==== DATASET ENTRIES
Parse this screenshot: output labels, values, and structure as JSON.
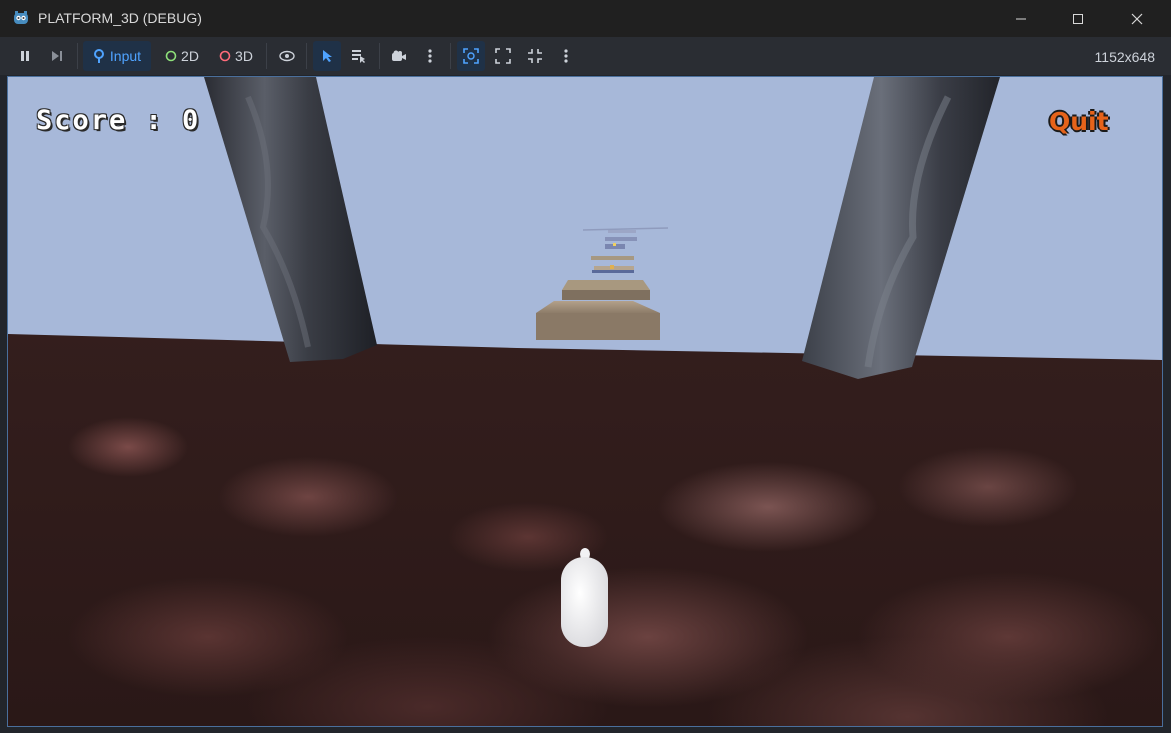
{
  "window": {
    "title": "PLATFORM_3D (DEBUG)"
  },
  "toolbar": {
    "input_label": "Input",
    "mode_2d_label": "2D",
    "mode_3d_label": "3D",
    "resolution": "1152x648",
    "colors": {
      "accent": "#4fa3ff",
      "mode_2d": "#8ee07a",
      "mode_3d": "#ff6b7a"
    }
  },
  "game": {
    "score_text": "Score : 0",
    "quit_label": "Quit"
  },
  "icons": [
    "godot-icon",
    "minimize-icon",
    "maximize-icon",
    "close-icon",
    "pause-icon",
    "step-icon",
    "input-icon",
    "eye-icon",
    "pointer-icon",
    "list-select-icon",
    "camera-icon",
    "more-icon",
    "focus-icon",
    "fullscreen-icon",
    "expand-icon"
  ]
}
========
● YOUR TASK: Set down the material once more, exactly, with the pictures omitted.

● ANSWER SECTION:
Parse this screenshot: output labels, values, and structure as JSON.
{
  "window": {
    "title": "PLATFORM_3D (DEBUG)"
  },
  "toolbar": {
    "input_label": "Input",
    "mode_2d_label": "2D",
    "mode_3d_label": "3D",
    "resolution": "1152x648",
    "colors": {
      "accent": "#4fa3ff",
      "mode_2d": "#8ee07a",
      "mode_3d": "#ff6b7a"
    }
  },
  "game": {
    "score_text": "Score : 0",
    "quit_label": "Quit"
  },
  "icons": [
    "godot-icon",
    "minimize-icon",
    "maximize-icon",
    "close-icon",
    "pause-icon",
    "step-icon",
    "input-icon",
    "eye-icon",
    "pointer-icon",
    "list-select-icon",
    "camera-icon",
    "more-icon",
    "focus-icon",
    "fullscreen-icon",
    "expand-icon"
  ]
}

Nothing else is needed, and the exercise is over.